Element data from apps and pages:
Content starts
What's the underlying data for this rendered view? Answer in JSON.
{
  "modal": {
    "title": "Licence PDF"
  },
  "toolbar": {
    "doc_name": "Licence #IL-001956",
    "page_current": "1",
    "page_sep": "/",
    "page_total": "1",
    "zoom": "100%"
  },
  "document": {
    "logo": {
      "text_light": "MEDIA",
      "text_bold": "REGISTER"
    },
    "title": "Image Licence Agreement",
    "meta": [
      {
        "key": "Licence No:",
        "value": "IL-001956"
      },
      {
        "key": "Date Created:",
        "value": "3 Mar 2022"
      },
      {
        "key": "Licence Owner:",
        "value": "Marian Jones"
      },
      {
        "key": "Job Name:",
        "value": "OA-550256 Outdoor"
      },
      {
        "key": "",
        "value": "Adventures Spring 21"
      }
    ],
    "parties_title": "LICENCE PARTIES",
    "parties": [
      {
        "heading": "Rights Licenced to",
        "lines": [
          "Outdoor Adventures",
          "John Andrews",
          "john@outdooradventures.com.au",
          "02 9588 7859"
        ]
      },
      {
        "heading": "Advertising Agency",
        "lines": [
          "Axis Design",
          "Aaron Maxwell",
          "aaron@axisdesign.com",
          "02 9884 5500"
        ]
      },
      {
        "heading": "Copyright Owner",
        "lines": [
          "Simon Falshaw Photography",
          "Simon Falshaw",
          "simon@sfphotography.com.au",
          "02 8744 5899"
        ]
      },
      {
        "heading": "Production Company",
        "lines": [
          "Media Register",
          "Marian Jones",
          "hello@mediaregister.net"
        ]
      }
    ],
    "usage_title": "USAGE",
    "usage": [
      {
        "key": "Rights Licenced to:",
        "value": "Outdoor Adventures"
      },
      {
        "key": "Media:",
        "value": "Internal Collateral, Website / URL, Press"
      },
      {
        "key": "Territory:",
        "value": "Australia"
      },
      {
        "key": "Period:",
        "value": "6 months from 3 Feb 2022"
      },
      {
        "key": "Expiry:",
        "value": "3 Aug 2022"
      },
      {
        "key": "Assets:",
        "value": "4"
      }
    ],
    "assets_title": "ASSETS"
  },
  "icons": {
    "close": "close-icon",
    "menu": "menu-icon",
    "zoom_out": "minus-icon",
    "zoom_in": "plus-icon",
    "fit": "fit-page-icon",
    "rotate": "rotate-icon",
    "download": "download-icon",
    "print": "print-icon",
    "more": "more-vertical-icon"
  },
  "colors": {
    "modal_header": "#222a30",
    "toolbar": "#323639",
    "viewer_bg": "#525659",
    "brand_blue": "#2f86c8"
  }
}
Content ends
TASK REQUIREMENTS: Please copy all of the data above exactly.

THE COMPLETED TASK:
What's the underlying data for this rendered view? Answer in JSON.
{
  "modal": {
    "title": "Licence PDF"
  },
  "toolbar": {
    "doc_name": "Licence #IL-001956",
    "page_current": "1",
    "page_sep": "/",
    "page_total": "1",
    "zoom": "100%"
  },
  "document": {
    "logo": {
      "text_light": "MEDIA",
      "text_bold": "REGISTER"
    },
    "title": "Image Licence Agreement",
    "meta": [
      {
        "key": "Licence No:",
        "value": "IL-001956"
      },
      {
        "key": "Date Created:",
        "value": "3 Mar 2022"
      },
      {
        "key": "Licence Owner:",
        "value": "Marian Jones"
      },
      {
        "key": "Job Name:",
        "value": "OA-550256 Outdoor"
      },
      {
        "key": "",
        "value": "Adventures Spring 21"
      }
    ],
    "parties_title": "LICENCE PARTIES",
    "parties": [
      {
        "heading": "Rights Licenced to",
        "lines": [
          "Outdoor Adventures",
          "John Andrews",
          "john@outdooradventures.com.au",
          "02 9588 7859"
        ]
      },
      {
        "heading": "Advertising Agency",
        "lines": [
          "Axis Design",
          "Aaron Maxwell",
          "aaron@axisdesign.com",
          "02 9884 5500"
        ]
      },
      {
        "heading": "Copyright Owner",
        "lines": [
          "Simon Falshaw Photography",
          "Simon Falshaw",
          "simon@sfphotography.com.au",
          "02 8744 5899"
        ]
      },
      {
        "heading": "Production Company",
        "lines": [
          "Media Register",
          "Marian Jones",
          "hello@mediaregister.net"
        ]
      }
    ],
    "usage_title": "USAGE",
    "usage": [
      {
        "key": "Rights Licenced to:",
        "value": "Outdoor Adventures"
      },
      {
        "key": "Media:",
        "value": "Internal Collateral, Website / URL, Press"
      },
      {
        "key": "Territory:",
        "value": "Australia"
      },
      {
        "key": "Period:",
        "value": "6 months from 3 Feb 2022"
      },
      {
        "key": "Expiry:",
        "value": "3 Aug 2022"
      },
      {
        "key": "Assets:",
        "value": "4"
      }
    ],
    "assets_title": "ASSETS"
  },
  "icons": {
    "close": "close-icon",
    "menu": "menu-icon",
    "zoom_out": "minus-icon",
    "zoom_in": "plus-icon",
    "fit": "fit-page-icon",
    "rotate": "rotate-icon",
    "download": "download-icon",
    "print": "print-icon",
    "more": "more-vertical-icon"
  },
  "colors": {
    "modal_header": "#222a30",
    "toolbar": "#323639",
    "viewer_bg": "#525659",
    "brand_blue": "#2f86c8"
  }
}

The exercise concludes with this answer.